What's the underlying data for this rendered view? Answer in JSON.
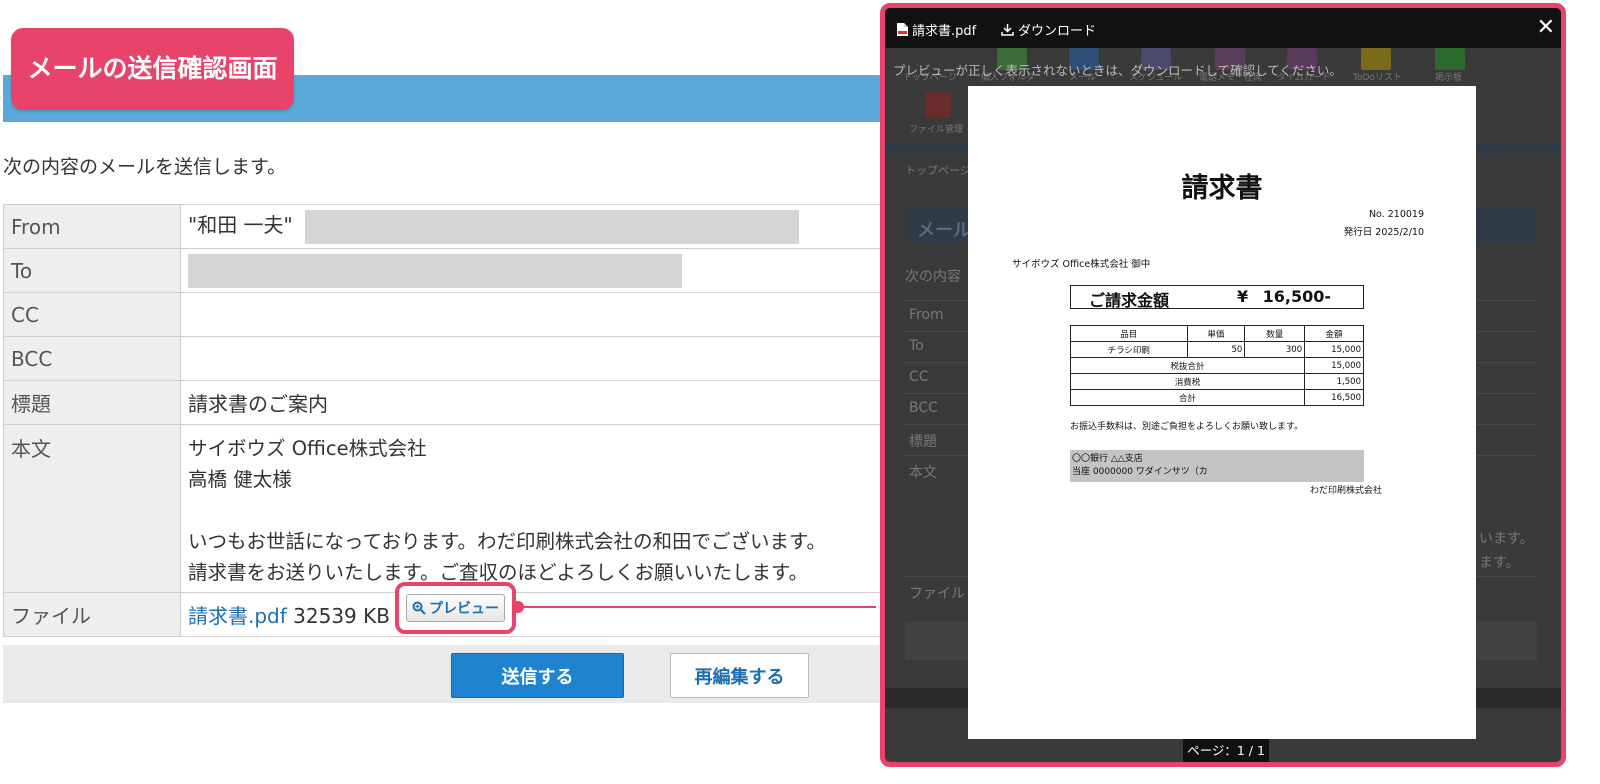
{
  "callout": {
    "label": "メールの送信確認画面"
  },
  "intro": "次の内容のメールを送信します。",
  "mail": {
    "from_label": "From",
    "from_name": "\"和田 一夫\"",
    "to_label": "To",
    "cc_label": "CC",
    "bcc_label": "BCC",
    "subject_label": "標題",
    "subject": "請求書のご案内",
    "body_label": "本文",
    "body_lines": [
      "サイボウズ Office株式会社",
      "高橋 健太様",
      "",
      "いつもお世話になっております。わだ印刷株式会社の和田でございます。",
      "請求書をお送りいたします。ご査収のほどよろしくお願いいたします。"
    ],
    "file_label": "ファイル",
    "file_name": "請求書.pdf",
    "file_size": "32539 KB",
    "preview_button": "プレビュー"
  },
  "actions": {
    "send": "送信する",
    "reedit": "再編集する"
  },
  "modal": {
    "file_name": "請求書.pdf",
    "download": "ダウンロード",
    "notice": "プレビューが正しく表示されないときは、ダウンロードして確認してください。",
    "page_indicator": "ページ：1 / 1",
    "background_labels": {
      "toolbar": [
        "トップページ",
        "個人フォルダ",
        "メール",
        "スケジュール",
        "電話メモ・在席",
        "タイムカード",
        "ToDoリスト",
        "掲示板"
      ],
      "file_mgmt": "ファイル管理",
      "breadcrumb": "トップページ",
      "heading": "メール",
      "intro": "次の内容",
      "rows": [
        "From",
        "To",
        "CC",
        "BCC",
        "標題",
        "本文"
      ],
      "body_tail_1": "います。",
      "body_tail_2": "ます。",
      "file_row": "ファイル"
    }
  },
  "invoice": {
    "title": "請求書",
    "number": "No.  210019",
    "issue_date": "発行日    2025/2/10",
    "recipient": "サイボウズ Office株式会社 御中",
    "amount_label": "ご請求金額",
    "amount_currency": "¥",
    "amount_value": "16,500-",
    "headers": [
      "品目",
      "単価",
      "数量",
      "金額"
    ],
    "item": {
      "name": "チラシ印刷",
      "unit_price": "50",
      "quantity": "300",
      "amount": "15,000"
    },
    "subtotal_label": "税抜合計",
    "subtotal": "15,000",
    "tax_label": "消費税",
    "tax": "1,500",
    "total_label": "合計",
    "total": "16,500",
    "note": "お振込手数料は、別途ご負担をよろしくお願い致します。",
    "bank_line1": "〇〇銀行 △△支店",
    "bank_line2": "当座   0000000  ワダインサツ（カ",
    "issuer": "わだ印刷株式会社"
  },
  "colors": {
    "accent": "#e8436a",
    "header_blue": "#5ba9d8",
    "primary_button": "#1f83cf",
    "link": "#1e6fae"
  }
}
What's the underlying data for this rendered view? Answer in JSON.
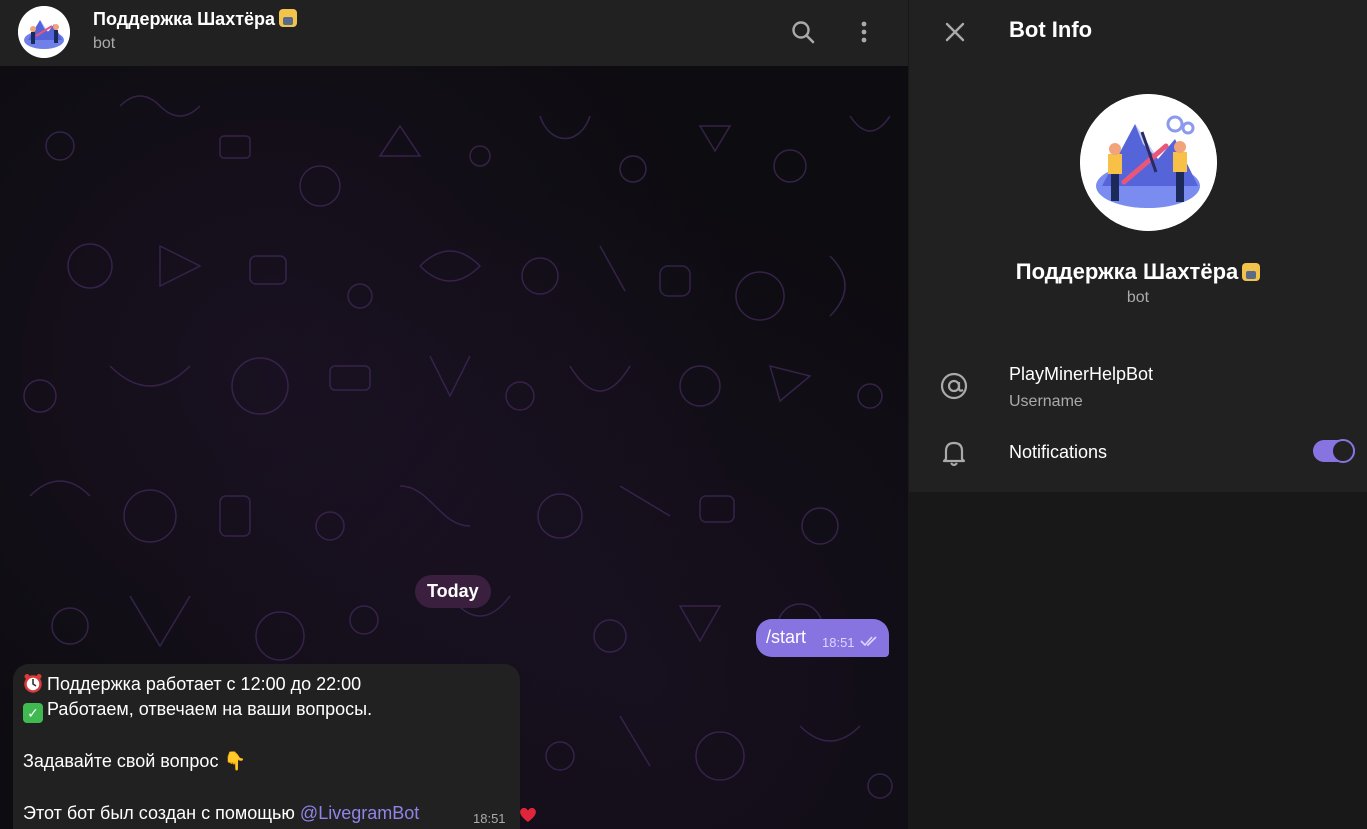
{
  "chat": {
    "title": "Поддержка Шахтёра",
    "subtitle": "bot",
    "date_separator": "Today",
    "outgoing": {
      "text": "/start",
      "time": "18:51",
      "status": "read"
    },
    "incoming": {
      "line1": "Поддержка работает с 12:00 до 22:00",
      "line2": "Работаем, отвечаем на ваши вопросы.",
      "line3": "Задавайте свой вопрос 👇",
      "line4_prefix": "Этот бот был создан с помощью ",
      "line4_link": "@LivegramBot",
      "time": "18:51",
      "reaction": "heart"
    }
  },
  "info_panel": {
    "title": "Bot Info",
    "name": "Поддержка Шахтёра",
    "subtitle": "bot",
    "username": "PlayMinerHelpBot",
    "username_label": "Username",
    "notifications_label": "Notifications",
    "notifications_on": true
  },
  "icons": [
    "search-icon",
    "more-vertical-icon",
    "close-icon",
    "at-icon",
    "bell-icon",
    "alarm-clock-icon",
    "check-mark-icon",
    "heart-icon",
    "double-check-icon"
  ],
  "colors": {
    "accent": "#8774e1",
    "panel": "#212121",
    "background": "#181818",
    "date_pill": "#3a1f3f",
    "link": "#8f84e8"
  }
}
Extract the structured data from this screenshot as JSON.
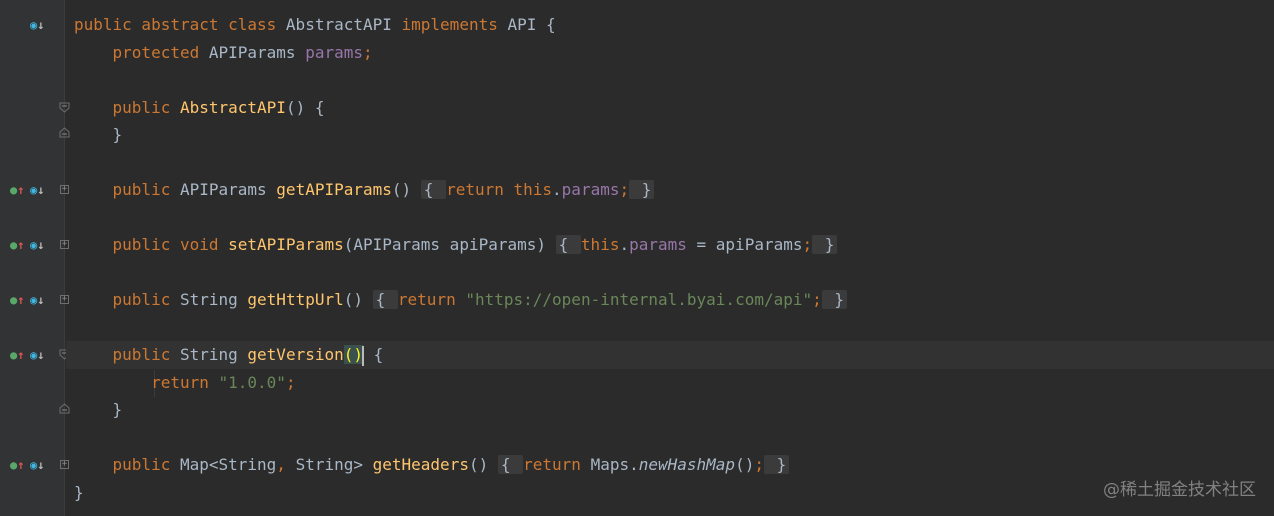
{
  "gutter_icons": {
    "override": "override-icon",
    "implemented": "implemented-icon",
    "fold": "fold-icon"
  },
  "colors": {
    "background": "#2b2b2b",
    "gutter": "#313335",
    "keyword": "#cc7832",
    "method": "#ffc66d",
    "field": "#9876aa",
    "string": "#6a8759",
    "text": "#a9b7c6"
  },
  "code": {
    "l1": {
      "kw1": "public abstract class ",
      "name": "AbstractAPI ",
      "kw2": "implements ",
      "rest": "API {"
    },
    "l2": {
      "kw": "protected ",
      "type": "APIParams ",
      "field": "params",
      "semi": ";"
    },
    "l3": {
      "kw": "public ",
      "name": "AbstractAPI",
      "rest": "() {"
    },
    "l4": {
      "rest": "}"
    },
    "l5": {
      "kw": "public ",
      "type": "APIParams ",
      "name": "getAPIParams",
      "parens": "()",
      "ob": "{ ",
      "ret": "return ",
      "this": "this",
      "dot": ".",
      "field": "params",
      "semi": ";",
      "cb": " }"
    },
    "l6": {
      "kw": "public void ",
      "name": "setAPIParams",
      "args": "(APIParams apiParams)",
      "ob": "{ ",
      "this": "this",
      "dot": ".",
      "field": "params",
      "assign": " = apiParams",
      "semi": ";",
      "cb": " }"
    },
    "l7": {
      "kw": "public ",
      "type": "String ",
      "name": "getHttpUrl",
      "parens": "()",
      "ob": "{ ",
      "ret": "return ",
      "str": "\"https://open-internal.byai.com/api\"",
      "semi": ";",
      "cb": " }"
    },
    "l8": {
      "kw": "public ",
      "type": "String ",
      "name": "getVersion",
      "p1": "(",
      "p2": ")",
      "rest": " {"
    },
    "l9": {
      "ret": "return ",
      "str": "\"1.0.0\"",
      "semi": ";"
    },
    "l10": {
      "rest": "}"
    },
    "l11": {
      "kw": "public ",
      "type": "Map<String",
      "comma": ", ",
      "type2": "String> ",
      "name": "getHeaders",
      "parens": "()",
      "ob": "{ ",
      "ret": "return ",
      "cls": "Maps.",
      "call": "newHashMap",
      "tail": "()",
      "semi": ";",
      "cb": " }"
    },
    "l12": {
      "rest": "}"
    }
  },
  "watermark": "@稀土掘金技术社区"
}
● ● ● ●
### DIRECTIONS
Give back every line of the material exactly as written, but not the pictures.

### ANSWER TO THIS PROBLEM
What's the underlying data for this rendered view? Answer in JSON.
{
  "callout": {
    "label": "メールの送信確認画面"
  },
  "intro": "次の内容のメールを送信します。",
  "mail": {
    "from_label": "From",
    "from_name": "\"和田 一夫\"",
    "to_label": "To",
    "cc_label": "CC",
    "bcc_label": "BCC",
    "subject_label": "標題",
    "subject": "請求書のご案内",
    "body_label": "本文",
    "body_lines": [
      "サイボウズ Office株式会社",
      "高橋 健太様",
      "",
      "いつもお世話になっております。わだ印刷株式会社の和田でございます。",
      "請求書をお送りいたします。ご査収のほどよろしくお願いいたします。"
    ],
    "file_label": "ファイル",
    "file_name": "請求書.pdf",
    "file_size": "32539 KB",
    "preview_button": "プレビュー"
  },
  "actions": {
    "send": "送信する",
    "reedit": "再編集する"
  },
  "modal": {
    "file_name": "請求書.pdf",
    "download": "ダウンロード",
    "notice": "プレビューが正しく表示されないときは、ダウンロードして確認してください。",
    "page_indicator": "ページ：1 / 1",
    "background_labels": {
      "toolbar": [
        "トップページ",
        "個人フォルダ",
        "メール",
        "スケジュール",
        "電話メモ・在席",
        "タイムカード",
        "ToDoリスト",
        "掲示板"
      ],
      "file_mgmt": "ファイル管理",
      "breadcrumb": "トップページ",
      "heading": "メール",
      "intro": "次の内容",
      "rows": [
        "From",
        "To",
        "CC",
        "BCC",
        "標題",
        "本文"
      ],
      "body_tail_1": "います。",
      "body_tail_2": "ます。",
      "file_row": "ファイル"
    }
  },
  "invoice": {
    "title": "請求書",
    "number": "No.  210019",
    "issue_date": "発行日    2025/2/10",
    "recipient": "サイボウズ Office株式会社 御中",
    "amount_label": "ご請求金額",
    "amount_currency": "¥",
    "amount_value": "16,500-",
    "headers": [
      "品目",
      "単価",
      "数量",
      "金額"
    ],
    "item": {
      "name": "チラシ印刷",
      "unit_price": "50",
      "quantity": "300",
      "amount": "15,000"
    },
    "subtotal_label": "税抜合計",
    "subtotal": "15,000",
    "tax_label": "消費税",
    "tax": "1,500",
    "total_label": "合計",
    "total": "16,500",
    "note": "お振込手数料は、別途ご負担をよろしくお願い致します。",
    "bank_line1": "〇〇銀行 △△支店",
    "bank_line2": "当座   0000000  ワダインサツ（カ",
    "issuer": "わだ印刷株式会社"
  },
  "colors": {
    "accent": "#e8436a",
    "header_blue": "#5ba9d8",
    "primary_button": "#1f83cf",
    "link": "#1e6fae"
  }
}
What's the underlying data for this rendered view? Answer in JSON.
{
  "chat": {
    "title": "Поддержка Шахтёра",
    "subtitle": "bot",
    "date_separator": "Today",
    "outgoing": {
      "text": "/start",
      "time": "18:51",
      "status": "read"
    },
    "incoming": {
      "line1": "Поддержка работает с 12:00 до 22:00",
      "line2": "Работаем, отвечаем на ваши вопросы.",
      "line3": "Задавайте свой вопрос 👇",
      "line4_prefix": "Этот бот был создан с помощью ",
      "line4_link": "@LivegramBot",
      "time": "18:51",
      "reaction": "heart"
    }
  },
  "info_panel": {
    "title": "Bot Info",
    "name": "Поддержка Шахтёра",
    "subtitle": "bot",
    "username": "PlayMinerHelpBot",
    "username_label": "Username",
    "notifications_label": "Notifications",
    "notifications_on": true
  },
  "icons": [
    "search-icon",
    "more-vertical-icon",
    "close-icon",
    "at-icon",
    "bell-icon",
    "alarm-clock-icon",
    "check-mark-icon",
    "heart-icon",
    "double-check-icon"
  ],
  "colors": {
    "accent": "#8774e1",
    "panel": "#212121",
    "background": "#181818",
    "date_pill": "#3a1f3f",
    "link": "#8f84e8"
  }
}
Extract the structured data from this screenshot as JSON.
{
  "gutter_icons": {
    "override": "override-icon",
    "implemented": "implemented-icon",
    "fold": "fold-icon"
  },
  "colors": {
    "background": "#2b2b2b",
    "gutter": "#313335",
    "keyword": "#cc7832",
    "method": "#ffc66d",
    "field": "#9876aa",
    "string": "#6a8759",
    "text": "#a9b7c6"
  },
  "code": {
    "l1": {
      "kw1": "public abstract class ",
      "name": "AbstractAPI ",
      "kw2": "implements ",
      "rest": "API {"
    },
    "l2": {
      "kw": "protected ",
      "type": "APIParams ",
      "field": "params",
      "semi": ";"
    },
    "l3": {
      "kw": "public ",
      "name": "AbstractAPI",
      "rest": "() {"
    },
    "l4": {
      "rest": "}"
    },
    "l5": {
      "kw": "public ",
      "type": "APIParams ",
      "name": "getAPIParams",
      "parens": "()",
      "ob": "{ ",
      "ret": "return ",
      "this": "this",
      "dot": ".",
      "field": "params",
      "semi": ";",
      "cb": " }"
    },
    "l6": {
      "kw": "public void ",
      "name": "setAPIParams",
      "args": "(APIParams apiParams)",
      "ob": "{ ",
      "this": "this",
      "dot": ".",
      "field": "params",
      "assign": " = apiParams",
      "semi": ";",
      "cb": " }"
    },
    "l7": {
      "kw": "public ",
      "type": "String ",
      "name": "getHttpUrl",
      "parens": "()",
      "ob": "{ ",
      "ret": "return ",
      "str": "\"https://open-internal.byai.com/api\"",
      "semi": ";",
      "cb": " }"
    },
    "l8": {
      "kw": "public ",
      "type": "String ",
      "name": "getVersion",
      "p1": "(",
      "p2": ")",
      "rest": " {"
    },
    "l9": {
      "ret": "return ",
      "str": "\"1.0.0\"",
      "semi": ";"
    },
    "l10": {
      "rest": "}"
    },
    "l11": {
      "kw": "public ",
      "type": "Map<String",
      "comma": ", ",
      "type2": "String> ",
      "name": "getHeaders",
      "parens": "()",
      "ob": "{ ",
      "ret": "return ",
      "cls": "Maps.",
      "call": "newHashMap",
      "tail": "()",
      "semi": ";",
      "cb": " }"
    },
    "l12": {
      "rest": "}"
    }
  },
  "watermark": "@稀土掘金技术社区"
}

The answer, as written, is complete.